Leveraged directional bet is vastly speculative and is not for prudent investors. Prudent investors can employ “covered call writing” strategy to squeeze extra bucks out of their stock holdings. The covered call writing strategy is similar to Buffett’s handling of derivatives contracts.
If an investor plans to hold a stock for a while, he can sell (write) call options of the stock. The investor needs to make sure two things: the strike price is higher than spot price and the call option is “covered” by the stock in his holding. When both requirements are met, the buyer of the call option agrees to pay the investor a premium upfront to buy his stock at a higher price. No wonder it’s a profitable business.

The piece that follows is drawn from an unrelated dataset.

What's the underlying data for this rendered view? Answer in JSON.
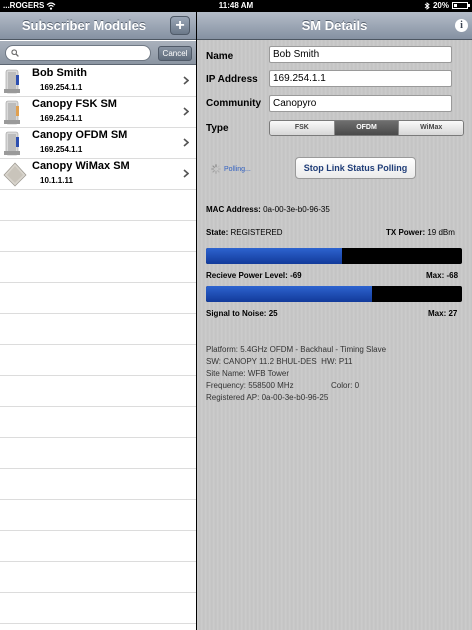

For example, if an investor holds 100 shares of SPY, he can write SPY’s call options for up to 100 shares. If SPY rises above the strike price, his 100 shares of SPY will be called away. But as he will sell them at the strike price that is higher than spot price, he’ll still make a profit. Plus he pockets the premium paid by buyers. If the stock fails to appreciate, he pockets the premium anyway.
Like what Buffett is doing, a seller of call options receives payment upfront, so he assumes no counterparty risk. Theoretically the seller automatically posts his stocks as collaterals because the buyer of the call options can call away the stocks at anytime. But as long as the options are covered by the stocks, he doesn’t need to post anything else. Thus the risk of collateral is minimized. Plus if the price rises but below the strike price, the seller still enjoys the appreciation.
Options incur much smaller counterparty risk than that of Buffett’s derivatives contracts. Stock options are cleared in a centralized options exchange, which stands behind every option trade. If an option seller couldn’t fulfill his responsibility, the exchange would pay for it.
Covered call writing incurs smaller leverage risk than that of Buffet’s derivatives contracts as well. In either case a call writer makes no payout to his counterparties. What Buffett does is equivalent to naked put writing. In the worst case a naked put writer needs to make payout to his counterparties at a much bigger sum than what he receives.
As always, risk management is highly important. Chances are an investor wants to hold a stock for a long period but the stock is accidentally called away. And he needs to go through the trouble of buying it back, probably at a much higher price. Investors need to evaluate risks on a case by case basis. We list some conventional suggestions as a starting point.
- Shoot for a higher strike price. A higher strike price is associated with a lower premium. But that is OK because investors’ goals should be to earn extra yield on top of their long term holdings, not to make big profits by outsized bets.
- Pick stocks with low historical volatility. Generally historical volatility correlates to expected volatility. Prices of stocks with low historical volatility are expected to move slowly.
- Avoid catalysts that may cause big price swing. Options usually last for a couple of months. Investors want to avoid events such as earnings reports, new product announcements, and conferences for analysts or shareholders.
About the author:
An amateur trader / investor that tried many methods including buy and hold, technical analysis, quantitative analysis, day trading with pattern, and finally settled with fundamental analysis to discover undervalued quality stocks.